**EXERCISE DETAILS:**
Below are some records. Pull every line that contains the word "image".

**WORKING DATA:**

= Beginning of Section =

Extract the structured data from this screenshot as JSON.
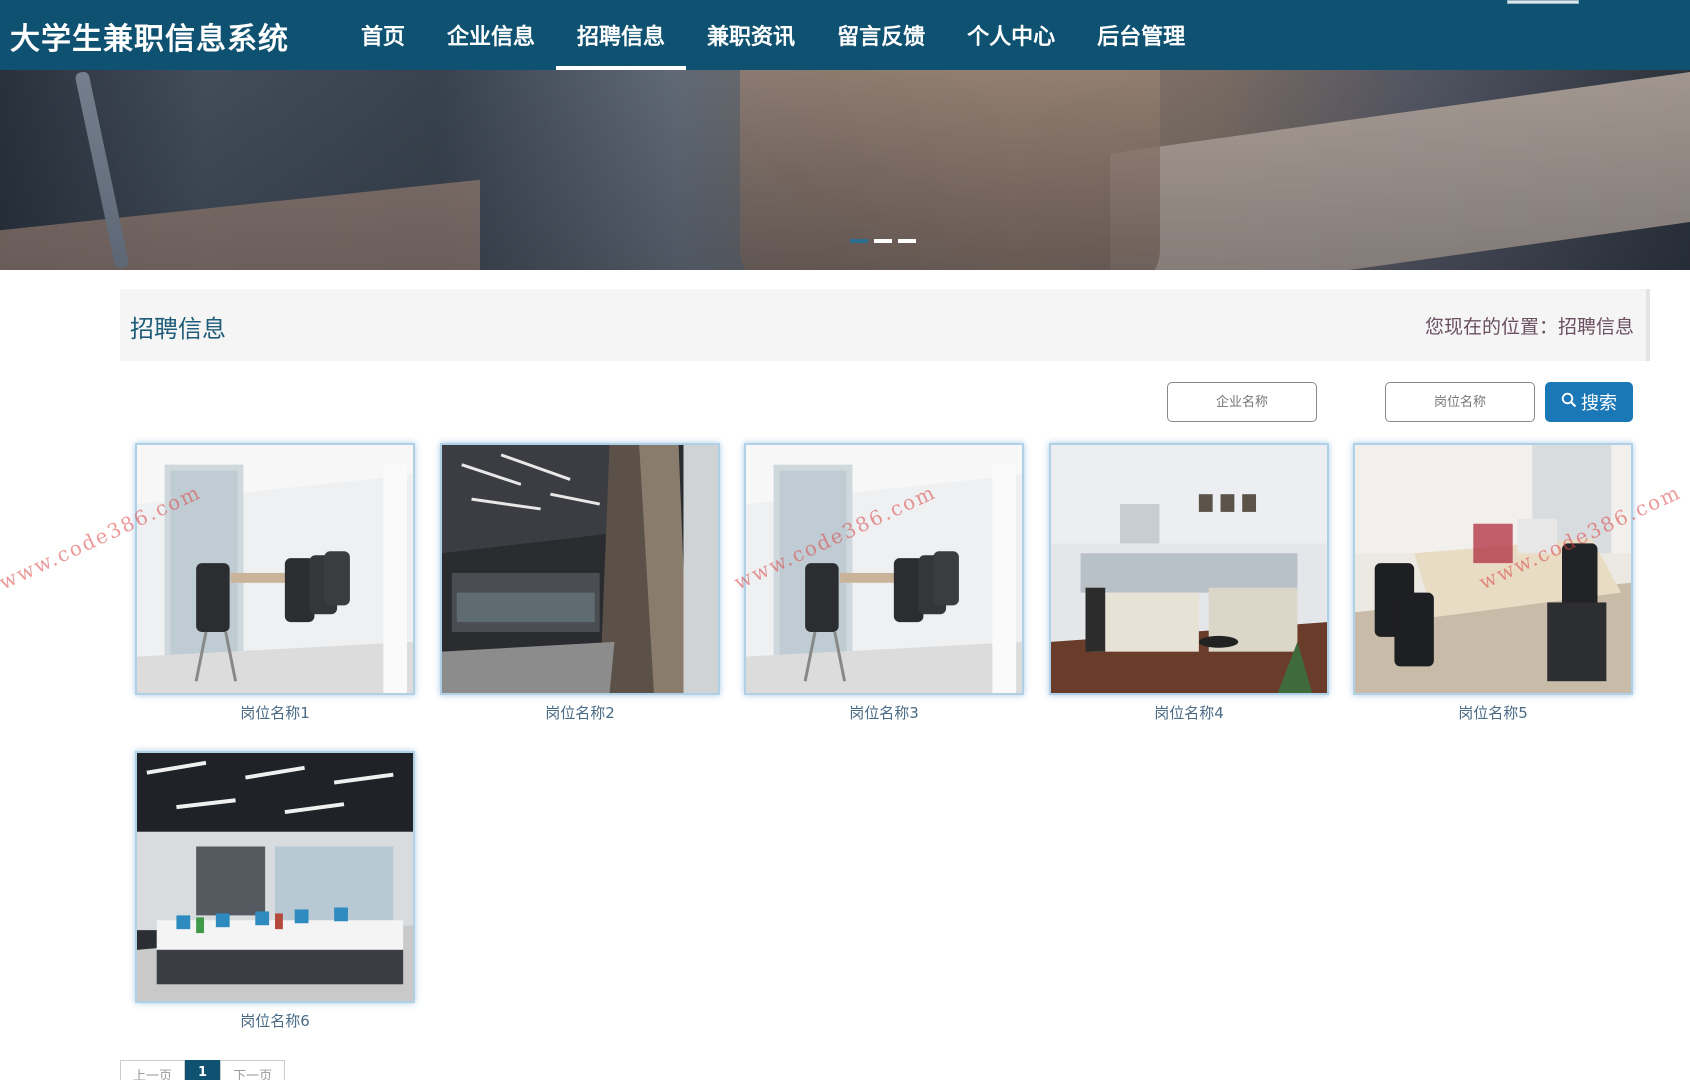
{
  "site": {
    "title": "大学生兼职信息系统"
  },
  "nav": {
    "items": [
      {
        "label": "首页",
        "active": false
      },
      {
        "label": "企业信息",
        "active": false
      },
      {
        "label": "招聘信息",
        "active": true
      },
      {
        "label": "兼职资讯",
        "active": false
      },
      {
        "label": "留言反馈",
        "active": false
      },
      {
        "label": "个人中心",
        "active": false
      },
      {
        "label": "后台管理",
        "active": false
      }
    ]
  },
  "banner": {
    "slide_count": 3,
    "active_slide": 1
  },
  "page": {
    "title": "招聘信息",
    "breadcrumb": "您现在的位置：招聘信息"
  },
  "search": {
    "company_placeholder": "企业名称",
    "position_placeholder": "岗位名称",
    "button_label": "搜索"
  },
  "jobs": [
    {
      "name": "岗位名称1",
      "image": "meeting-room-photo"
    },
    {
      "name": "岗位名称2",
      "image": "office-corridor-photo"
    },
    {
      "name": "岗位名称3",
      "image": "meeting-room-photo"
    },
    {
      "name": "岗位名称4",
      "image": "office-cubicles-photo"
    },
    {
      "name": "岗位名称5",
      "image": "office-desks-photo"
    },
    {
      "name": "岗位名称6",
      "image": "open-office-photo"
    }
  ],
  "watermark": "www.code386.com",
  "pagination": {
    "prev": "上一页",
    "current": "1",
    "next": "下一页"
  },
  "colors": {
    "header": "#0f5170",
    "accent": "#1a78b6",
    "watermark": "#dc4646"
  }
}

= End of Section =
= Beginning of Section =

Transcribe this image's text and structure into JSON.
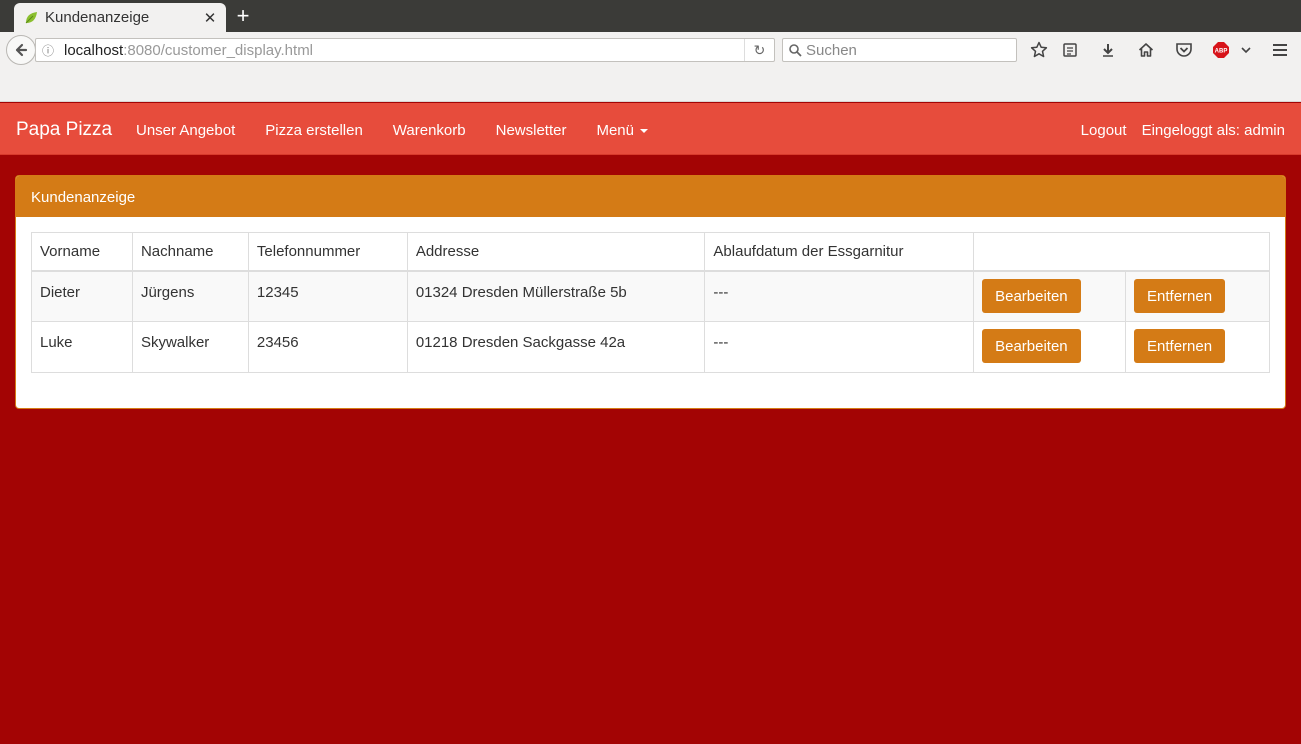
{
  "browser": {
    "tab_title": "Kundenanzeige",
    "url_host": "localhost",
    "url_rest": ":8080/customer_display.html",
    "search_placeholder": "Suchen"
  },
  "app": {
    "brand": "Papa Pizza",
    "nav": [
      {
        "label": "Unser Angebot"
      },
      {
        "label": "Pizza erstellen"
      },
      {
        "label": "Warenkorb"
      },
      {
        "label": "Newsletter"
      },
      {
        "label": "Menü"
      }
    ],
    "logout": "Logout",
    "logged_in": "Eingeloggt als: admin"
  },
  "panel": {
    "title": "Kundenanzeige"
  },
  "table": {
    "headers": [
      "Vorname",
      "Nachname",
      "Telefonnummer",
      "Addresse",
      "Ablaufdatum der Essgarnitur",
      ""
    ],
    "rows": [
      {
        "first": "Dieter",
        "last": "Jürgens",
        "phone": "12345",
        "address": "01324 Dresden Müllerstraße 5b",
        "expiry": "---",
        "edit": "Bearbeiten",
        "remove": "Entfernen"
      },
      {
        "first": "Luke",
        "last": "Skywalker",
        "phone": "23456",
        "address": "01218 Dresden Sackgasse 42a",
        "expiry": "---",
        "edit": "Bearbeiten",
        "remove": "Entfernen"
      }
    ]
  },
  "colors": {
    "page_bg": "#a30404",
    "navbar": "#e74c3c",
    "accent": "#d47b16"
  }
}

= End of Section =

**PROBLEM SOLUTION:**
      "image": "meeting-room-photo"
      "image": "office-corridor-photo"
      "image": "meeting-room-photo"
      "image": "office-cubicles-photo"
      "image": "office-desks-photo"
      "image": "open-office-photo"
Transcribe this image's text and structure into JSON.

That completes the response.